< Back to Living Well At Home

Helping Parents with Shopping and Finances

Groceries on kitchen counter

Practical tips for streamlining tasks

Are your parents able to live on their own but still need help with finances or shopping? You may be overwhelmed by the additional work. And it isn’t just the tasks that take time and energy. If your parent has dementia, you may spend hours looking for misplaced bills or a lost checkbook. Or you may need to make an extra trip to their house before grocery shopping to see what they need.

These tips may make it easier for caregivers to help:


  • If your parents have accounts with several banks, consolidate them.
  • Hold joint accounts or have signing privileges on your parents’ accounts. As their health declines, have statements and account information sent to you.
  • Request third-party notification for all of your parents’ bills.
  • If your parents own their home, make a note of when taxes and insurance premiums are due.
  • Convert passbook accounts to statement savings so you can transfer funds easily.
  • Consider giving your parent a “dummy” passbook or checkbook and keep the real ones at your home.


  • Look into grocery delivery services like Peapod or Fresh Direct. Or order online from a local supermarket for in-store pickup or delivery.
  • If your parents have in-home care, ask the aide to keep track of supplies. Otherwise, make a habit to check when you visit (don’t forget cleaning supplies, toothpaste, batteries, and light bulbs).
  • Download an app like Out of Milk and create a list for your parents. Or bypass the list entirely: Peapod’s app includes a scanner. Simply scan an item’s bar code and the app will add it to your online shopping cart.
  • Consider buying nonperishables in bulk (or online) once a month. Buy fresh produce, dairy, and meat each week.
  • If you choose to do one large shopping trip for your family and for your parents, here are ways to keep their items separate from yours:
  1. Have your spouse or an older child use a second cart to collect your parents’ items.
  2. Pack them in easily identifiable bags, and load bags in a separate spot in your car.

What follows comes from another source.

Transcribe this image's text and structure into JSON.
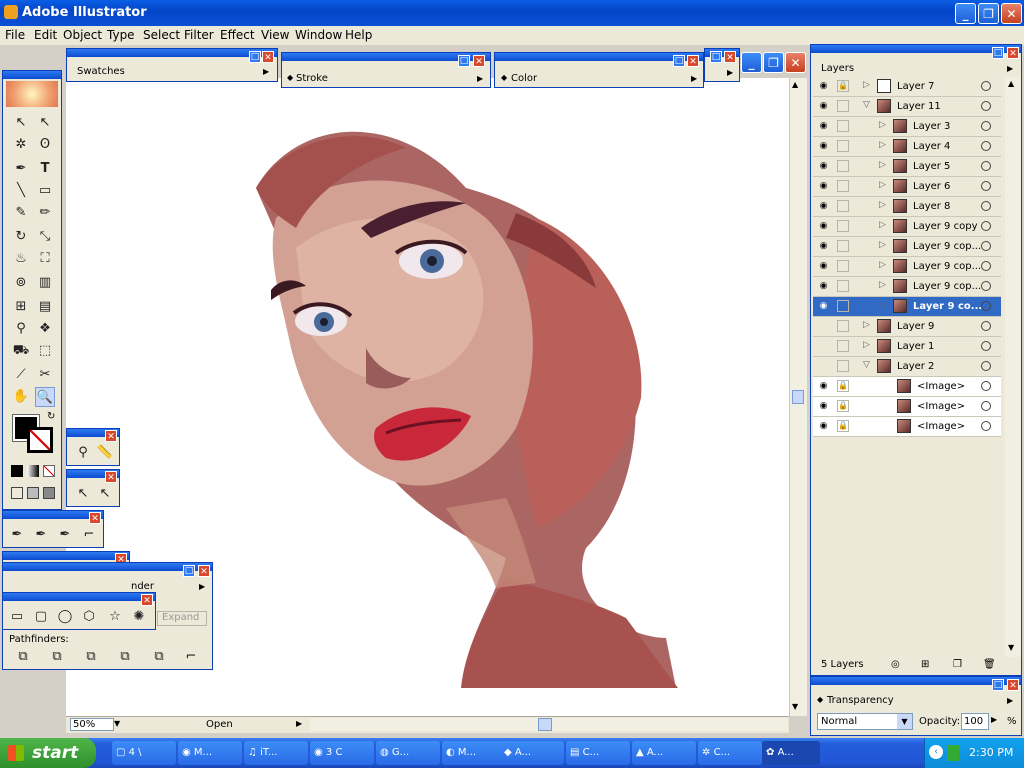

If necessary, your helper can keep your parent occupied while you put grocery items away.


More Care for Caregivers

Sunglasses sitting on a beach chair at the pool
Groceries on kitchen counter
Goldfish in tank swimming over colorful gravel
Feet of a person relaxing in a pool float on a lake
Three open Chinese food cartons with white rice, fried rice, and spicy Szechuan chicken and chopsticks, packets of soy sauce, duck sauce, and spicy mustard on wooden surface
Stop sign
Assistive chair in shower
Older woman holding cordless phone receiver to her ear
Espresso on marble countertop with flower design in foam
Older man on ladder clearing rain gutter
Folder labeled "Medical" in open file cabinet
An elderly person's New York City apartment
Person at cutting board slicing peppers
Woman sitting with crossed legs stretching one arm over her head while other arm rest on the floor
Physician checking a woman's blood pressure
Older couple holding hands
Elderly couple, woman, facing camera, resting her head on man's shoulder. Man is looking down at her.